* [Your task]: Reproduce every line in the material below that holds "heading".
|---|
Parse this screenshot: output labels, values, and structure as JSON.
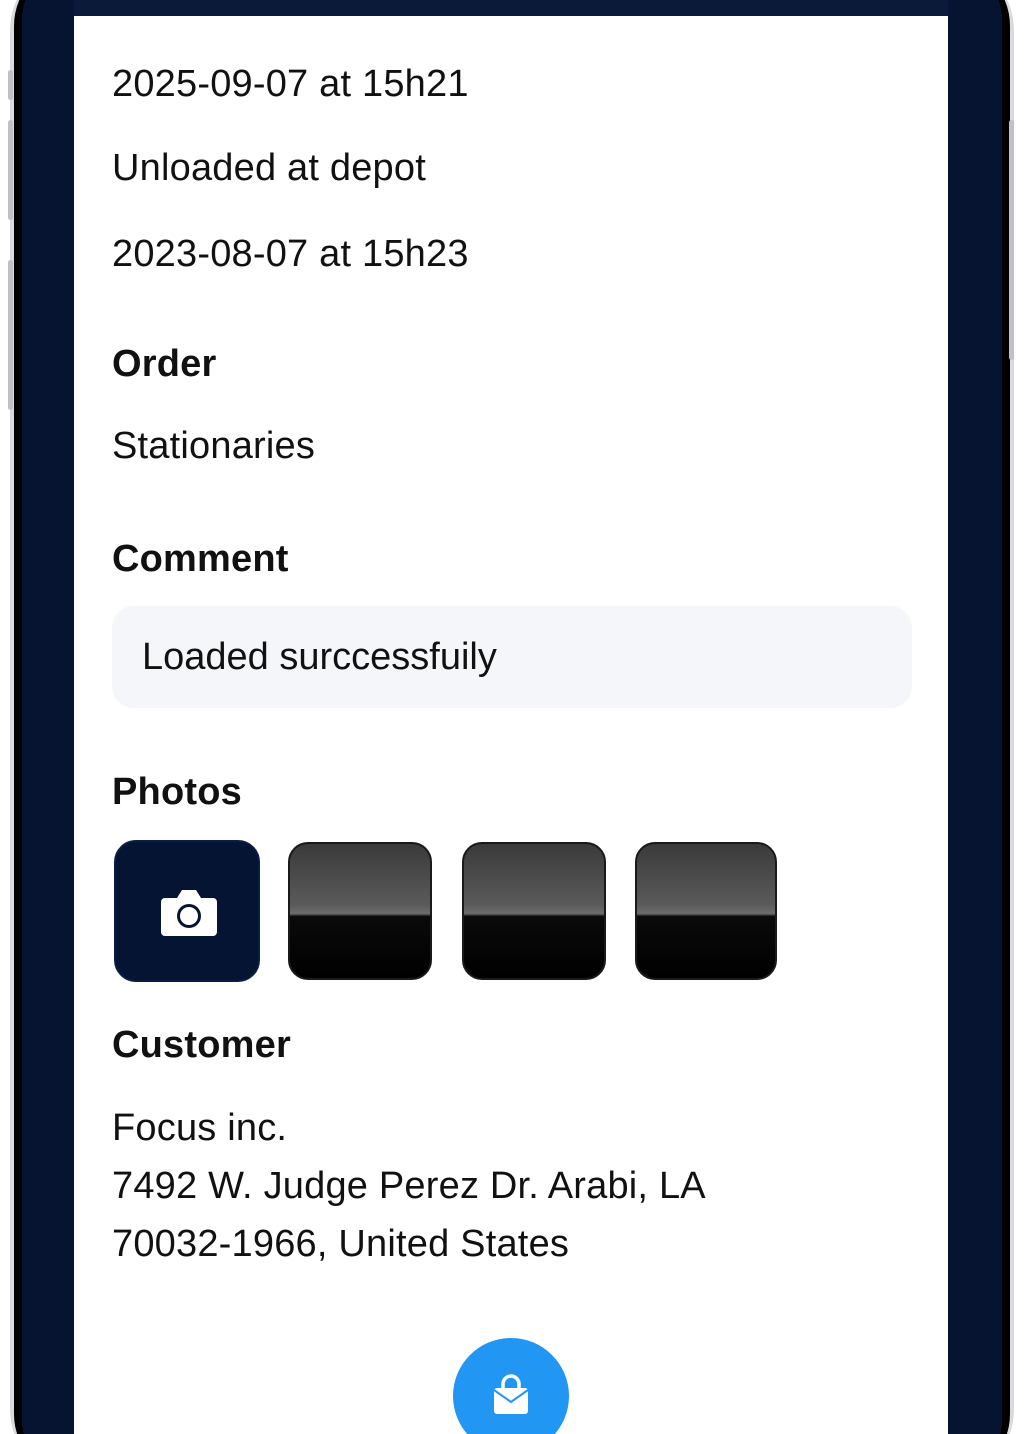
{
  "history": {
    "date_1": "2025-09-07 at 15h21",
    "status": "Unloaded at depot",
    "date_2": "2023-08-07 at 15h23"
  },
  "order": {
    "heading": "Order",
    "value": "Stationaries"
  },
  "comment": {
    "heading": "Comment",
    "value": "Loaded surccessfuily"
  },
  "photos": {
    "heading": "Photos",
    "add_icon": "camera-icon",
    "thumbnail_count": 3
  },
  "customer": {
    "heading": "Customer",
    "name": "Focus inc.",
    "address_line_1": "7492 W. Judge Perez Dr. Arabi, LA",
    "address_line_2": "70032-1966, United States"
  },
  "fab": {
    "icon": "shopping-bag-icon",
    "color": "#2196f3"
  },
  "colors": {
    "header_navy": "#0b1a3a",
    "camera_button": "#051432",
    "comment_bg": "#f4f6fa"
  }
}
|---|
* [Result of the exercise]:
    "heading": "Order",
    "heading": "Comment",
    "heading": "Photos",
    "heading": "Customer",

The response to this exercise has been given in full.